Since this issue of FAITH Magazine focuses on Life and Death, the editors suggested that I write to you about my experience of cancer from its beginning in 1994 to remission later that year and from its return in 1999 to the present. The people of the diocese have had a big role in this story, and I am glad to oblige.
Thus far, for me cancer has been in itself painless. Passing blood in Lent of 1994 and losing 14 pounds in a few weeks in Advent of 1999 were signs of cancer, but there was no pain. The suffering was in the cure – radiation therapy and chemotherapy are accompanied by nausea, diarrhea, and perpetual fatigue.
From the beginning there was no questioning, “Why me?” I know that cancer afflicts people everywhere at any time, so the question can also be, “Why not me?” Moreover, as a priest for going on 50 years when I was stricken, I had to be honest and practice what I preached. I can’t tell you how many times in parish ministry I counseled or tried to comfort people and families with words like these: “You say the Lord’s Prayer every day. You say ‘Thy will be done on earth as it is in heaven.’ Most of the time those words are easy to say, but sometimes you really have to mean it. This is one of those times.”

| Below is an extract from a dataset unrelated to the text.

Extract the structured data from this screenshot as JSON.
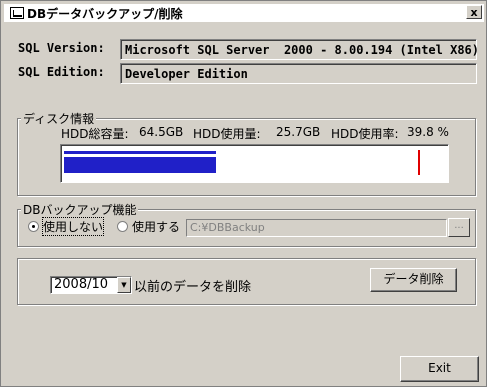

So that has been the addendum I put on all my prayers for healing before saying Amen – “Father, Thy will be done.” I put that same addendum on your prayers, when I was getting literally bushels of mail telling me you were praying for me at home and also publicly on Sundays at Mass. I prayed every day along these lines: “Father, bless all those who are praying for my recovery. Listen to their petitions, but may your will be done.”
Your cards and letters kept my spirits up, and I was especially encouraged by some thirty cancer survivors who wrote to me. “Hang in there, Bishop,” they typically wrote. “I had what you got eight (or 10, or 12) years ago, and I’m still around. Don’t give up. We’re pulling for you.” A positive attitude, the doctors kept telling me, is all-important in fighting cancer; and in the Communion of Saints you all helped me have it.
It is amazing how a deadly disease raises the intensity level of one’s prayer life. I could write a couple pages on that alone, but I will give just two examples from the liturgy of the Mass. In the altar book there is a prayer for the celebrant to say privately before he takes Holy Communion and another to say quietly while the chalice is being cleansed afterwards. For 50 years I have recited these prayers almost without thinking. They mean much more to me now.
Before Communion: “Lord Jesus Christ, with faith in your love and mercy I eat your Body and drink your Blood. Let it not bring me condemnation, but rather health in mind and body.” After Communion: “Lord may I receive these gifts in purity of heart. May they bring me healing and strength, now and forever.” These two short prayers seem ready-made for my condition, and they sustain me daily.
These are the ways I have been fighting cancer with faith. Maybe, by reading this, others may be able to fight sickness with FAITH (magazine).